CPI January 2023 at 6.4%, core inflation up: live updates
Inflation eased for the seventh straight month in January as annual inflation in goods and services prices slowed to 6.4%, helped by lower used car costs.
However, compared to December, inflation rose 0.5% from 0.1% last month, driven by housing costs.
The data comes after last month’s surprise jobs report showed employers hired 517,000 new workers, far exceeding economists’ expectations.
Americans have been grappling with high prices for over a year, causing the real value of their income to fall despite historic wage increases. High inflation has also increased the risk of a recession.
The report “underscores the challenges facing the Fed,” said John Leer, chief economist at Morning Consult. “Inflation may have peaked, but it’s showing no signs of a quick return” to the Fed’s 2% inflation target, he said. To get there, the Fed will likely have to raise rates higher and for longer than many expected.
The core CPI, a measure of inflation that excludes volatile food and energy prices, rose 0.4% last month from December’s 0.3% rise.
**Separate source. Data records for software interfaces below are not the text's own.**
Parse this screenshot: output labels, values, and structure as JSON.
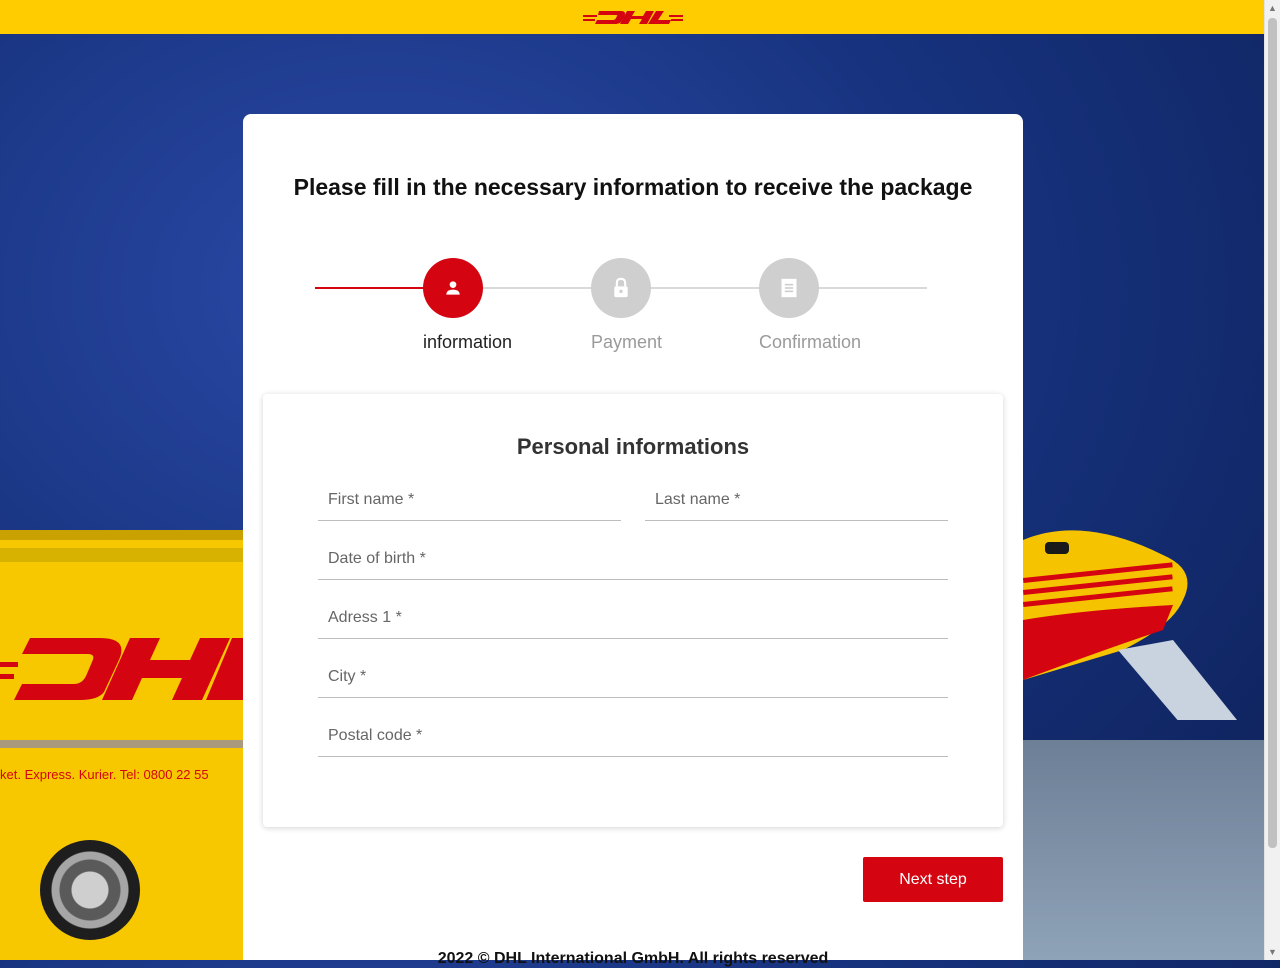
{
  "header": {
    "logo_text": "DHL",
    "brand_color": "#ffcc00",
    "accent_color": "#d40511"
  },
  "background": {
    "van_text": "ket. Express. Kurier.   Tel: 0800 22 55"
  },
  "main": {
    "title": "Please fill in the necessary information to receive the package",
    "steps": [
      {
        "label": "information",
        "icon": "person-icon",
        "state": "active"
      },
      {
        "label": "Payment",
        "icon": "lock-icon",
        "state": "inactive"
      },
      {
        "label": "Confirmation",
        "icon": "receipt-icon",
        "state": "inactive"
      }
    ],
    "form": {
      "title": "Personal informations",
      "first_name": {
        "placeholder": "First name *",
        "value": ""
      },
      "last_name": {
        "placeholder": "Last name *",
        "value": ""
      },
      "date_of_birth": {
        "placeholder": "Date of birth *",
        "value": ""
      },
      "address1": {
        "placeholder": "Adress 1 *",
        "value": ""
      },
      "city": {
        "placeholder": "City *",
        "value": ""
      },
      "postal_code": {
        "placeholder": "Postal code *",
        "value": ""
      }
    },
    "next_button": "Next step",
    "footer": "2022 © DHL International GmbH. All rights reserved"
  }
}
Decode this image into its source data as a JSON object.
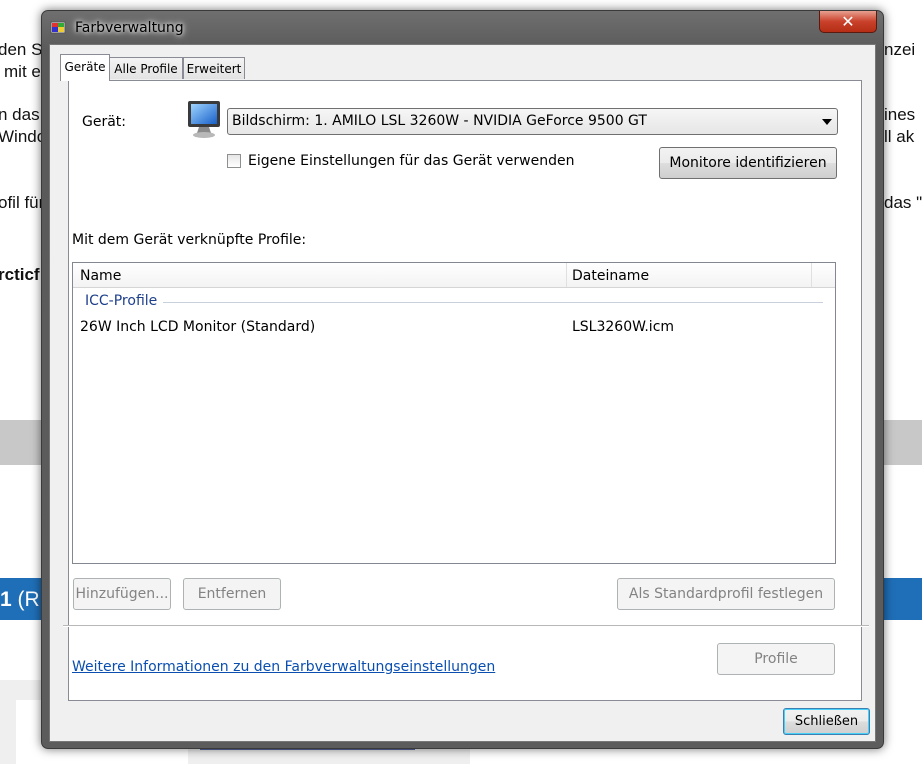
{
  "background": {
    "lines": [
      {
        "text": "den S",
        "right": "nzei"
      },
      {
        "text": "mit e",
        "right": ""
      },
      {
        "text": "n das",
        "right": "ines"
      },
      {
        "text": "Windo",
        "right": "ll ak"
      },
      {
        "text": "ofil für",
        "right": "das \""
      },
      {
        "text": "rcticf",
        "right": ""
      }
    ],
    "band_number": "1",
    "band_paren": "(R"
  },
  "window": {
    "title": "Farbverwaltung",
    "close_glyph": "✕"
  },
  "tabs": [
    {
      "label": "Geräte",
      "active": true
    },
    {
      "label": "Alle Profile",
      "active": false
    },
    {
      "label": "Erweitert",
      "active": false
    }
  ],
  "device": {
    "label": "Gerät:",
    "selected": "Bildschirm: 1. AMILO LSL 3260W - NVIDIA GeForce 9500 GT",
    "icon": "monitor-icon",
    "checkbox_label": "Eigene Einstellungen für das Gerät verwenden",
    "checkbox_checked": false,
    "identify_button": "Monitore identifizieren"
  },
  "profiles": {
    "label": "Mit dem Gerät verknüpfte Profile:",
    "columns": [
      "Name",
      "Dateiname"
    ],
    "group": "ICC-Profile",
    "rows": [
      {
        "name": "26W Inch LCD Monitor (Standard)",
        "file": "LSL3260W.icm"
      }
    ]
  },
  "buttons": {
    "add": "Hinzufügen...",
    "remove": "Entfernen",
    "set_default": "Als Standardprofil festlegen",
    "profile": "Profile",
    "close": "Schließen"
  },
  "link": "Weitere Informationen zu den Farbverwaltungseinstellungen",
  "colors": {
    "link": "#0a4fb0",
    "group": "#1e3f8c",
    "close_button": "#c9412a",
    "band_blue": "#1f6fb8"
  }
}
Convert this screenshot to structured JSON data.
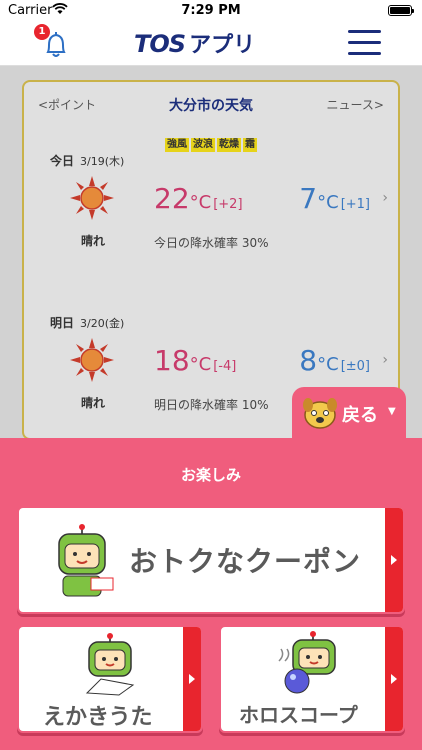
{
  "status_bar": {
    "carrier": "Carrier",
    "time": "7:29 PM"
  },
  "header": {
    "logo": "TOS",
    "logo_suffix": "アプリ",
    "notification_count": "1"
  },
  "weather": {
    "nav_left": "<ポイント",
    "title": "大分市の天気",
    "nav_right": "ニュース>",
    "tags": [
      "強風",
      "波浪",
      "乾燥",
      "霜"
    ],
    "days": [
      {
        "label": "今日",
        "date": "3/19(木)",
        "condition": "晴れ",
        "high": "22",
        "high_diff": "[+2]",
        "low": "7",
        "low_diff": "[+1]",
        "rain": "今日の降水確率 30%",
        "unit": "°C"
      },
      {
        "label": "明日",
        "date": "3/20(金)",
        "condition": "晴れ",
        "high": "18",
        "high_diff": "[-4]",
        "low": "8",
        "low_diff": "[±0]",
        "rain": "明日の降水確率 10%",
        "unit": "°C"
      }
    ]
  },
  "back_tab": {
    "label": "戻る"
  },
  "fun_panel": {
    "title": "お楽しみ",
    "coupon_label": "おトクなクーポン",
    "draw_label": "えかきうた",
    "horoscope_label": "ホロスコープ"
  },
  "colors": {
    "brand_navy": "#1b2d7a",
    "panel_pink": "#f05d7d",
    "accent_red": "#e8252e",
    "high_temp": "#c73a6a",
    "low_temp": "#3a78c0"
  }
}
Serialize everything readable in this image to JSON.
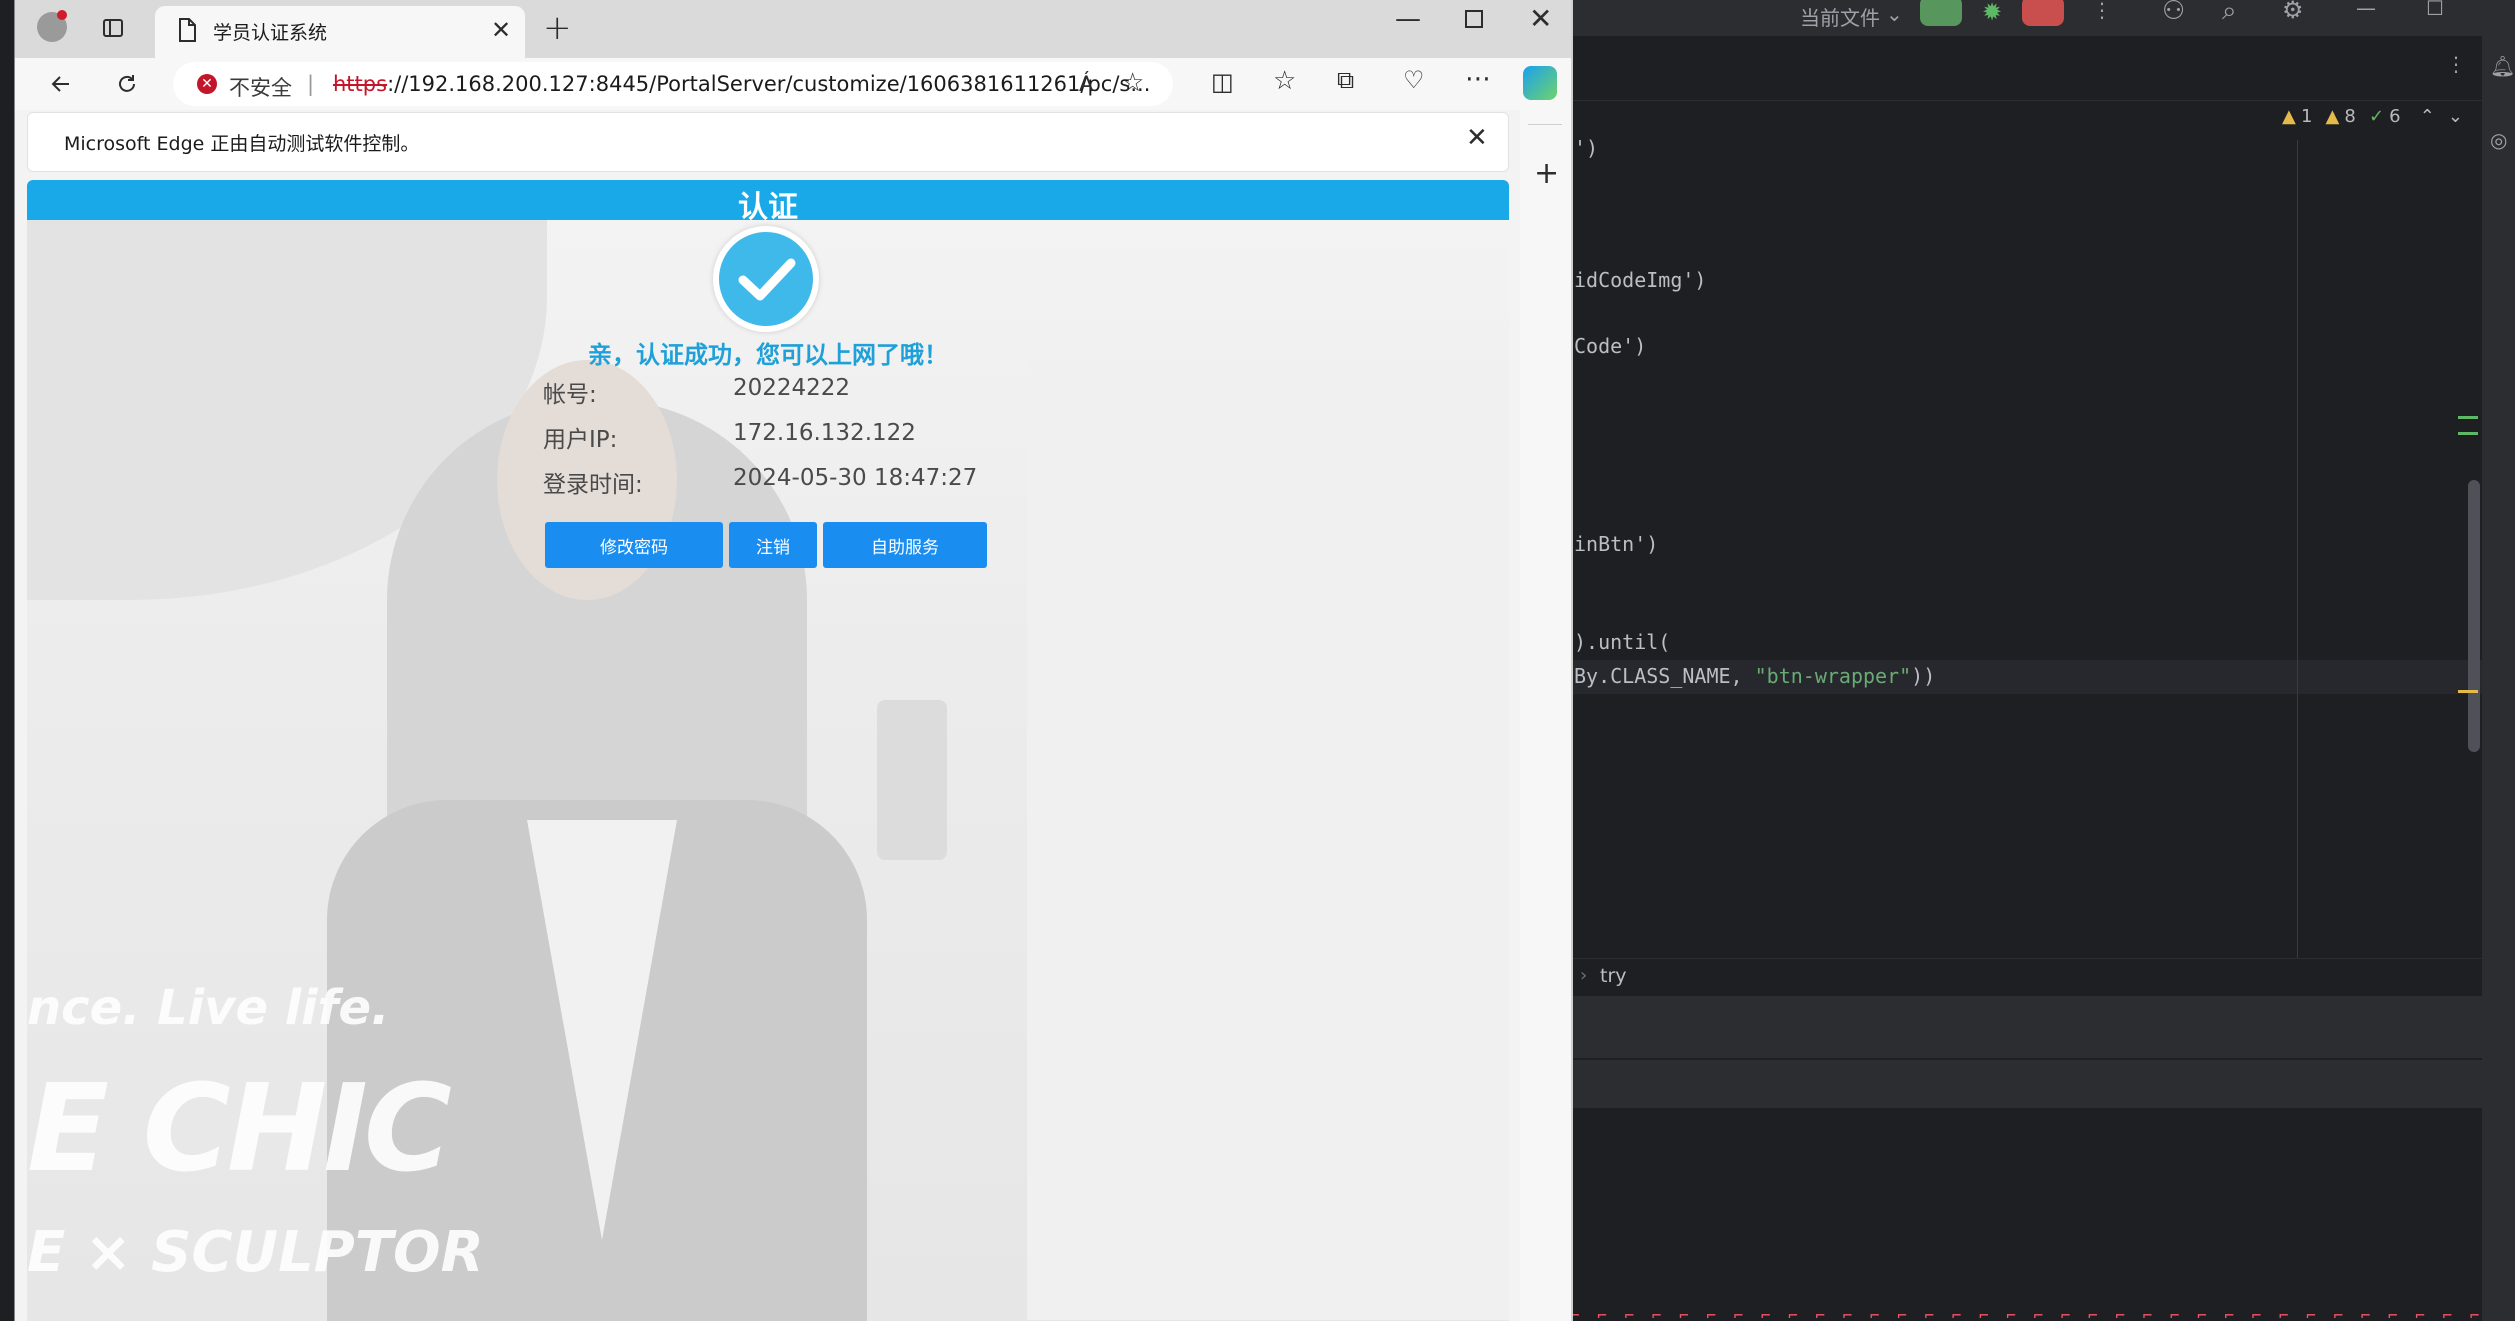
{
  "browser": {
    "tab_title": "学员认证系统",
    "security_label": "不安全",
    "url_scheme": "https",
    "url_rest": "://192.168.200.127:8445/PortalServer/customize/1606381611261/pc/s...",
    "read_aloud_label": "Á",
    "infobar_text": "Microsoft Edge 正由自动测试软件控制。"
  },
  "portal": {
    "header_title": "认证",
    "success_message": "亲，认证成功，您可以上网了哦！",
    "fields": [
      {
        "label": "帐号:",
        "value": "20224222"
      },
      {
        "label": "用户IP:",
        "value": "172.16.132.122"
      },
      {
        "label": "登录时间:",
        "value": "2024-05-30 18:47:27"
      }
    ],
    "buttons": {
      "change_password": "修改密码",
      "logout": "注销",
      "self_service": "自助服务"
    },
    "bg_watermarks": [
      "nce. Live life.",
      "E CHIC",
      "E × SCULPTOR"
    ]
  },
  "ide": {
    "top_label": "当前文件",
    "inspection_counts": {
      "warnings": "1",
      "weak_warnings": "8",
      "ok": "6"
    },
    "code_lines": [
      {
        "text": "')"
      },
      {
        "text": "idCodeImg')"
      },
      {
        "text": "Code')"
      },
      {
        "text": "inBtn')"
      },
      {
        "text": ").until("
      },
      {
        "pre": "By.CLASS_NAME, ",
        "str": "\"btn-wrapper\"",
        "post": "))"
      }
    ],
    "breadcrumb": "try"
  },
  "colors": {
    "portal_header": "#1aa9e8",
    "portal_button": "#1a8df0",
    "success_text": "#1fa0d9",
    "ide_bg": "#1e1f22",
    "ide_string": "#6aab73"
  }
}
This put the annual core CPI inflation rate at 5.6%.
Housing costs drove up inflation
Rising housing costs were the biggest factor behind rising inflation last month and yes, they accounted for half of the 0.5% monthly price hike and 60% of the 6.4% annual inflation rate, the Labor Department said. The cost of accommodation increased by 0.7% in the last month, up 7.9% from a year ago.
“Shelter’s contribution to inflation is likely to slow in the coming months,” said Leer.
Inflation may have peaked, but there is no sign of a quick return to the Fed’s long-term target of 2 percent. Shelter’s contribution to inflation is likely to slow in the coming months, but upside risks to durable goods prices remain. Despite all the challenges facing US consumers, demand remains too strong relative to supply. The fight against inflation is far from over.”
What’s different about the January CPI?
New changes went into effect last month to adapt to changing consumption patterns. CPI accounts for price increases for more than 200 categories and the portion of the typical American budget that they consume.
This is done so that the overall CPI reflects the proportional price changes that consumers are experiencing. Disregarding consumer budgets, the 70 percent increase in the price of a carton of eggs a year ago could disproportionately skew the overall inflation data.
‘E-sorry, this box is how much?’:That’s why egg prices are rising in the US
The Fed’s next move:According to Powell, the strong jobs report shows that more rate hikes from the Fed may be needed to bring down inflation
Ahead of the January CPI release, the Bureau of Labor Statistics released new weights for certain categories, a process it goes through every two years. In the future, the weights will be updated every year.
With the new changes, housing accounts for 44.4% of the CPI, up from 42.4%. This reflects an increase in the weighting of accommodation from 33.3% to 34.4% and rent, also known as Owners’ Equivalent Rent (OER), which has increased from 24.3% to 25.4%.
“Right now, OERs are still hot, so a higher weighting is likely to keep core CPI under upward pressure near-term,” said Jim Reid, economist at Deutsche Bank.
Meanwhile, the weighting of food fell to 13.5% from 13.9%.
Stock Market Futures
Shares were little changed after the report was released. Futures traded for the Dow Jones Industrial Average are up slightly.
What January Inflation Data Means for the Fed
Although the Federal Reserve has another month to go, Tuesday’s CPI report coupled with the latest jobs report is likely to prompt the Fed to hike interest rates by 25 basis points for the second time this year.
The report is unlikely to give the Fed enough confidence that inflation will ease further on its own to stop raising interest rates.
10 years treasury
Yields on 10-year Treasury bills rose after the report was released. They are trading above 3.7%, near the month’s highs.
Elisabeth Buchwald is personal finance and markets correspondent for USA TODAY. You can follow her on Twitter @BuchElisabeth and sign up for our Daily Money newsletter here